Teachers have revealed how they have handed out clothes, food and furnishings to struggling families during the Covid pandemic.
Some children have gone to school with holes in their shoes and without winter coats, while others have been left worried about when they will get their next meal, according to members of the NEU teaching union.
A survey of more than 10,000 NEU members suggests the majority (52 per cent) of respondents are working with intakes where more than a fifth are considered to be economically disadvantaged.
More than two in three (68 per cent) say the government should reduce child poverty to support the recovery of pupils who have been affected by the pandemic.
The findings were released ahead of the NEU’s three-day annual conference, which starts today.
Child poverty: Schools and colleges 'have been a lifeline during Covid'
Schools and colleges have been a “lifeline” to many disadvantaged students during the past year, the NEU said.
Asked about the poverty they had seen, one respondent said: “We have had pupils and their families move into hostels during the pandemic when they were evicted.
“They were rehoused – but literally were given a house. No furniture, ovens, fridge, washing machine, no carpets. Nothing. We rallied as a school and furnished two homes.”
Another said: “I called home during the first lockdown and spoke to an older sibling who was panicking because the free school meals vouchers email hadn’t arrived. It was the evening before a bank holiday weekend and there was no food in the house.
“I will never forget the panic in that girl’s voice. No school child should have to worry about where their next meal is coming from.”
One NEU member said: “We have children that aren’t clothed properly, without coats in winter, or have holes in shoes, and my school’s inclusion team are excellent at working with the families to get them the support they need quickly and efficiently.
“We also have a stock of spare clothes that on occasion we can give to families.”
Another respondent said the school had provided “free uniforms and free breakfasts” to pupils in need.
In the survey, of mainly teachers, school leaders and some support staff, 94 per cent of respondents said they believe poverty and low income affects pupils’ learning, with more than half (51 per cent) reporting that it does so to a “large extent”.
“In 20 years’ teaching, I have never seen the situation so bad,” one NEU member said.
Dr Mary Bousted, joint general secretary of the NEU, said: “It is now beyond doubt that child poverty is on the rise. The effects can last a lifetime, and young people have one chance in education.
“There is no doubt, too, that schools and colleges have been going beyond the call of duty for them during this past year, as they always do.

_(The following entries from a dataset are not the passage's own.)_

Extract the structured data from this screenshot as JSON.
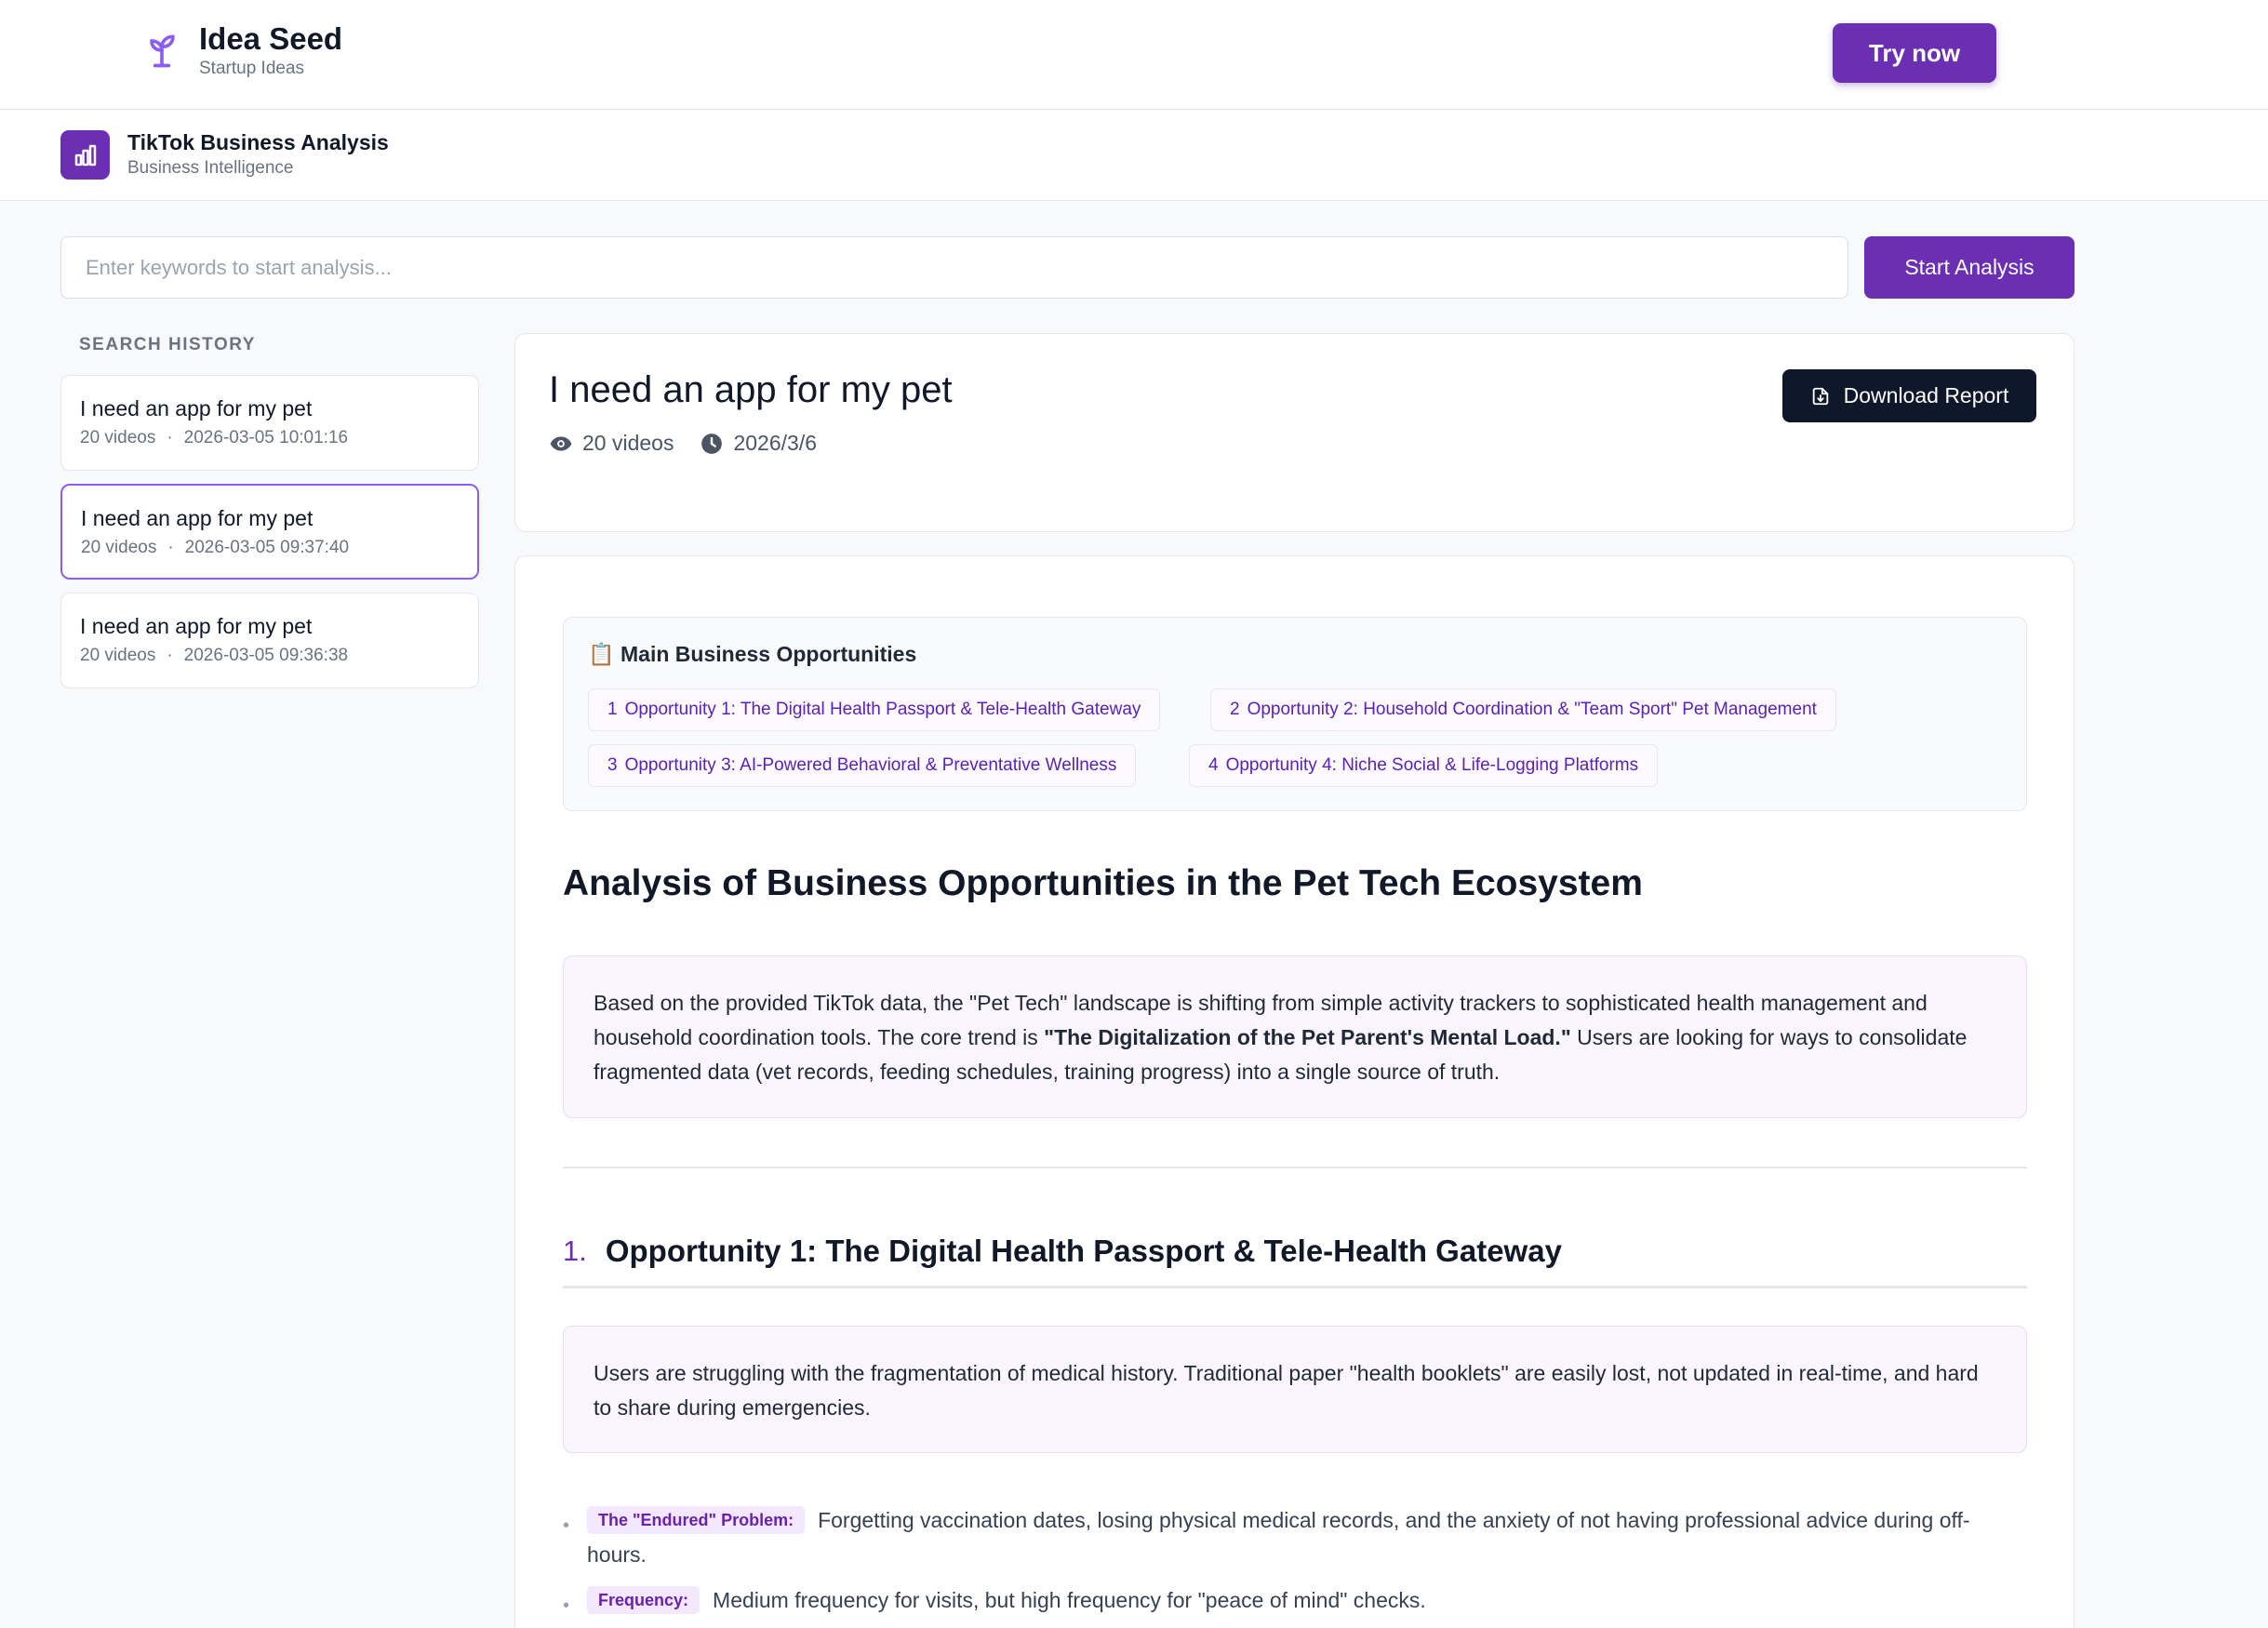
{
  "brand": {
    "title": "Idea Seed",
    "subtitle": "Startup Ideas",
    "icon": "sprout-icon"
  },
  "header": {
    "try_label": "Try now"
  },
  "app": {
    "title": "TikTok Business Analysis",
    "subtitle": "Business Intelligence",
    "icon": "bar-chart-icon"
  },
  "search": {
    "placeholder": "Enter keywords to start analysis...",
    "value": "",
    "button_label": "Start Analysis"
  },
  "history": {
    "title": "SEARCH HISTORY",
    "items": [
      {
        "title": "I need an app for my pet",
        "videos": "20 videos",
        "date": "2026-03-05 10:01:16",
        "active": false
      },
      {
        "title": "I need an app for my pet",
        "videos": "20 videos",
        "date": "2026-03-05 09:37:40",
        "active": true
      },
      {
        "title": "I need an app for my pet",
        "videos": "20 videos",
        "date": "2026-03-05 09:36:38",
        "active": false
      }
    ]
  },
  "result": {
    "title": "I need an app for my pet",
    "videos": "20 videos",
    "date": "2026/3/6",
    "download_label": "Download Report"
  },
  "report": {
    "opportunities_title": "📋 Main Business Opportunities",
    "chips": [
      {
        "num": "1",
        "label": "Opportunity 1: The Digital Health Passport & Tele-Health Gateway"
      },
      {
        "num": "2",
        "label": "Opportunity 2: Household Coordination & \"Team Sport\" Pet Management"
      },
      {
        "num": "3",
        "label": "Opportunity 3: AI-Powered Behavioral & Preventative Wellness"
      },
      {
        "num": "4",
        "label": "Opportunity 4: Niche Social & Life-Logging Platforms"
      }
    ],
    "section_title": "Analysis of Business Opportunities in the Pet Tech Ecosystem",
    "summary": {
      "before": "Based on the provided TikTok data, the \"Pet Tech\" landscape is shifting from simple activity trackers to sophisticated health management and household coordination tools. The core trend is ",
      "bold": "\"The Digitalization of the Pet Parent's Mental Load.\"",
      "after": " Users are looking for ways to consolidate fragmented data (vet records, feeding schedules, training progress) into a single source of truth."
    },
    "opp1": {
      "num": "1.",
      "title": "Opportunity 1: The Digital Health Passport & Tele-Health Gateway",
      "desc": "Users are struggling with the fragmentation of medical history. Traditional paper \"health booklets\" are easily lost, not updated in real-time, and hard to share during emergencies.",
      "bullets": [
        {
          "tag": "The \"Endured\" Problem:",
          "text": "Forgetting vaccination dates, losing physical medical records, and the anxiety of not having professional advice during off-hours."
        },
        {
          "tag": "Frequency:",
          "text": "Medium frequency for visits, but high frequency for \"peace of mind\" checks."
        }
      ]
    }
  },
  "colors": {
    "accent": "#6b2fb3",
    "dark_button": "#0f172a",
    "tint": "#faf5ff"
  }
}
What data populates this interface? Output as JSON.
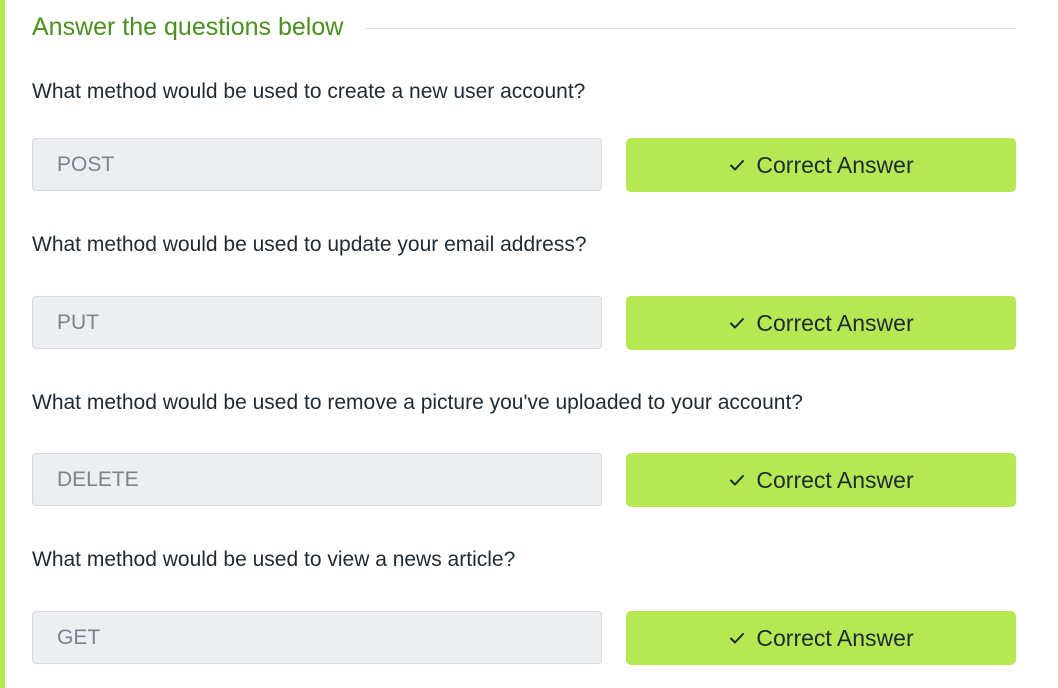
{
  "section": {
    "title": "Answer the questions below"
  },
  "questions": [
    {
      "text": "What method would be used to create a new user account?",
      "answer": "POST",
      "button_label": "Correct Answer",
      "button_icon": "check-icon"
    },
    {
      "text": "What method would be used to update your email address?",
      "answer": "PUT",
      "button_label": "Correct Answer",
      "button_icon": "check-icon"
    },
    {
      "text": "What method would be used to remove a picture you've uploaded to your account?",
      "answer": "DELETE",
      "button_label": "Correct Answer",
      "button_icon": "check-icon"
    },
    {
      "text": "What method would be used to view a news article?",
      "answer": "GET",
      "button_label": "Correct Answer",
      "button_icon": "check-icon"
    }
  ],
  "colors": {
    "accent_green": "#b5e853",
    "title_green": "#4a8f1f",
    "input_background": "#eceef2"
  }
}
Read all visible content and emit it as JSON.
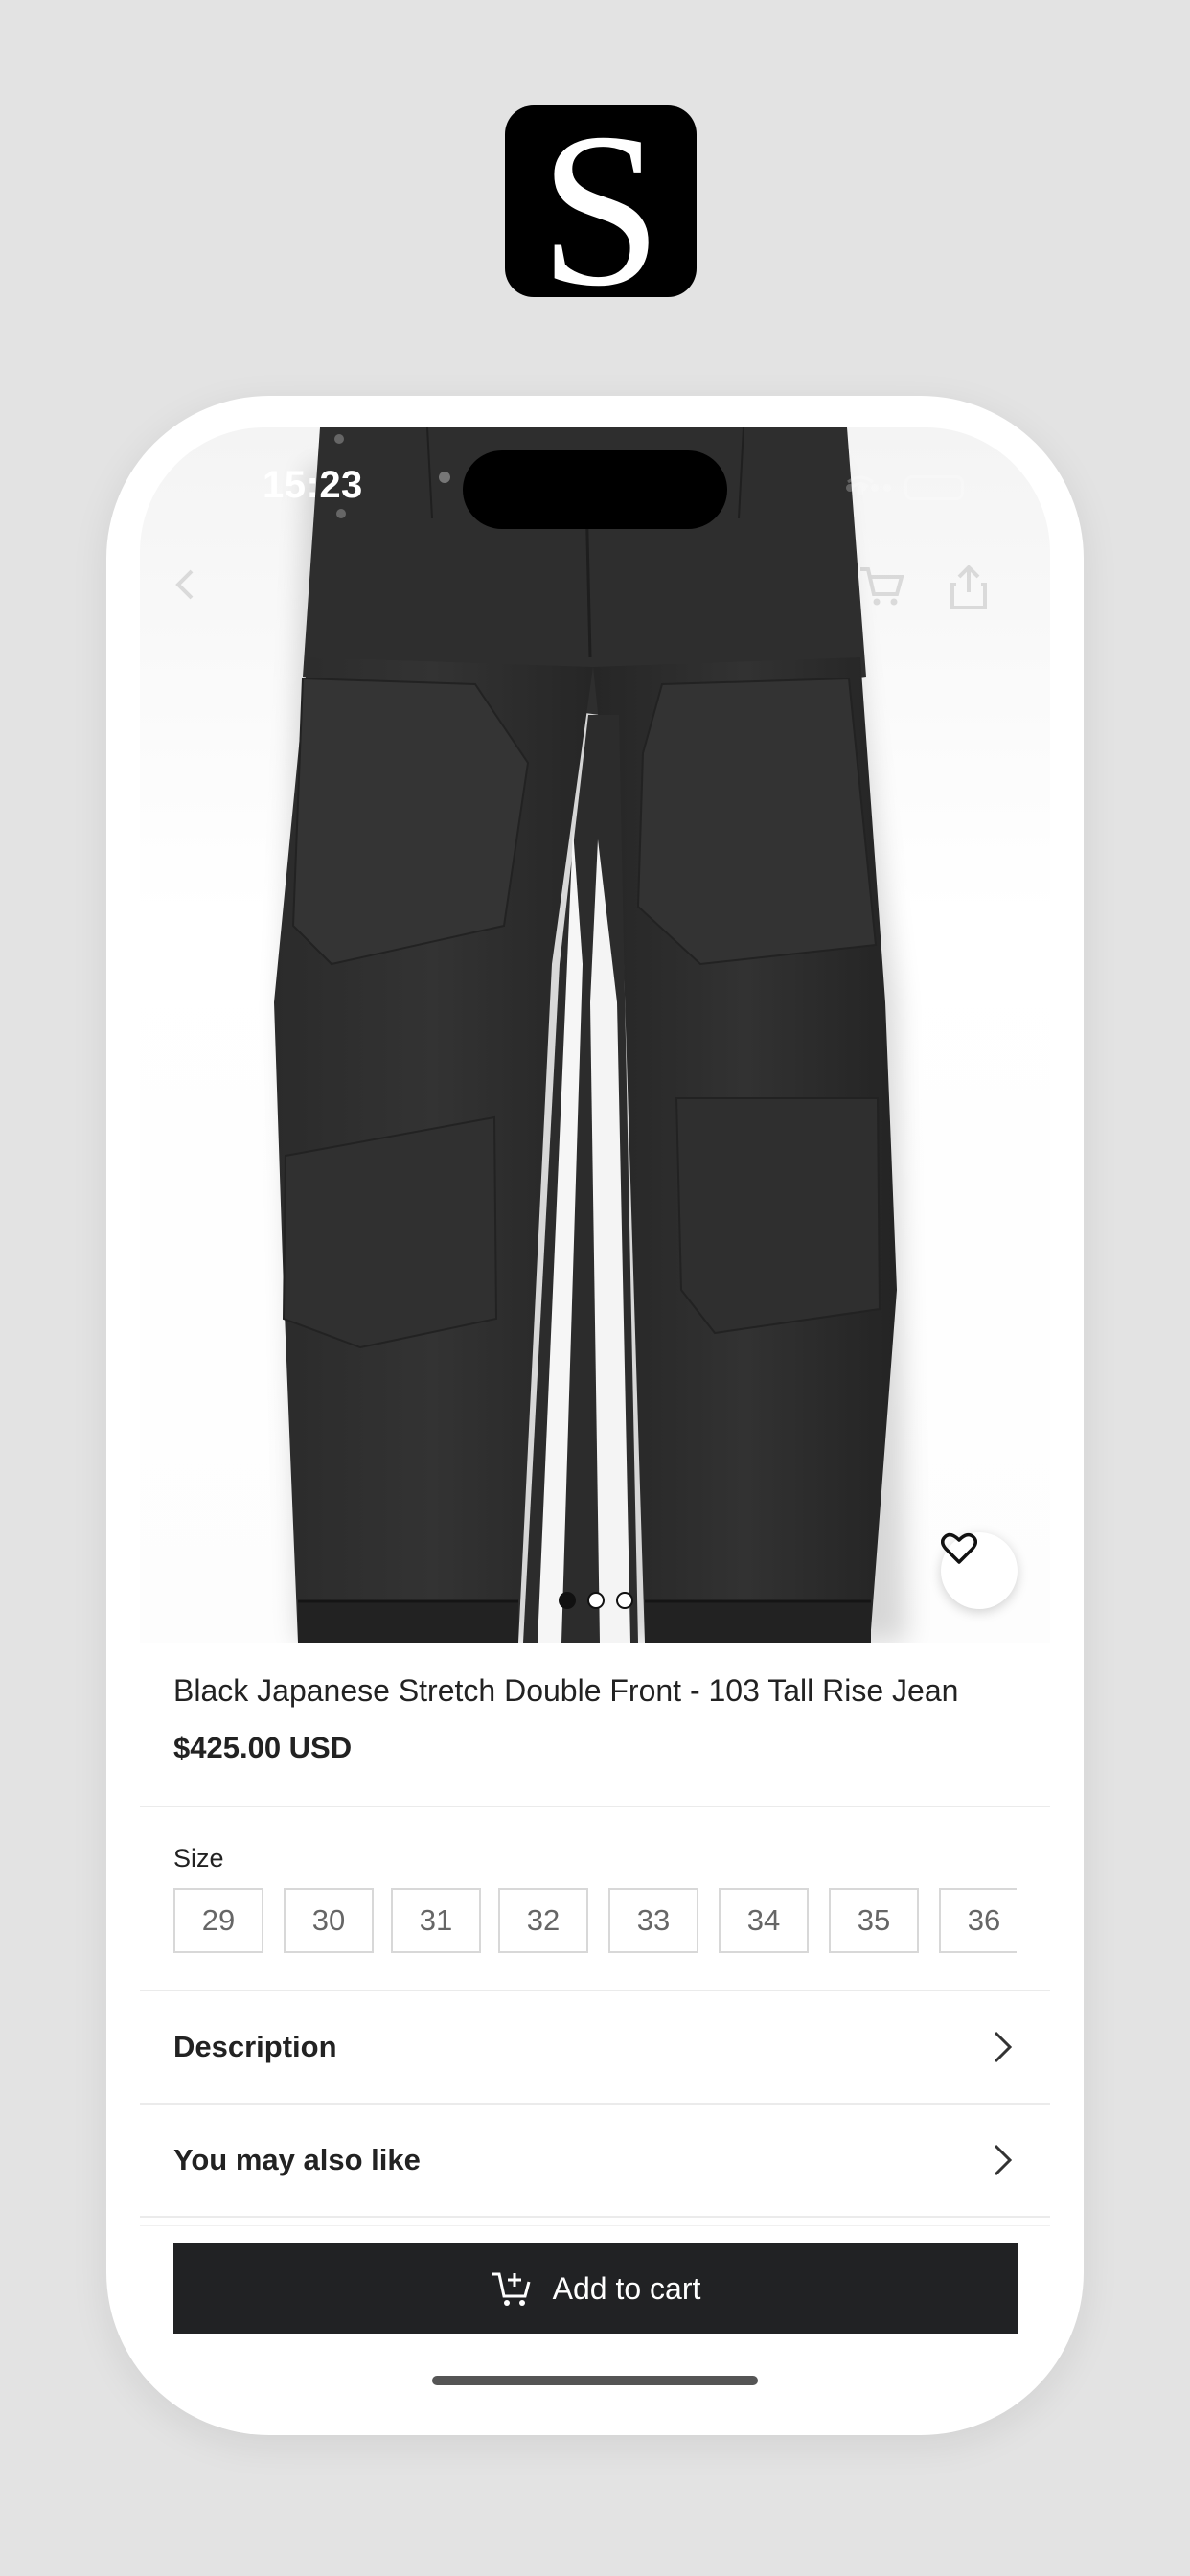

“The government, by contrast, spent much of 2020 voicing warm words about its concern for the disadvantaged, including when mounting arguments for the wider opening of schools and colleges in September and January.
“Yet, sadly and unsurprisingly, it has persistently failed to deliver for the young people in poverty whose families need real support and action.”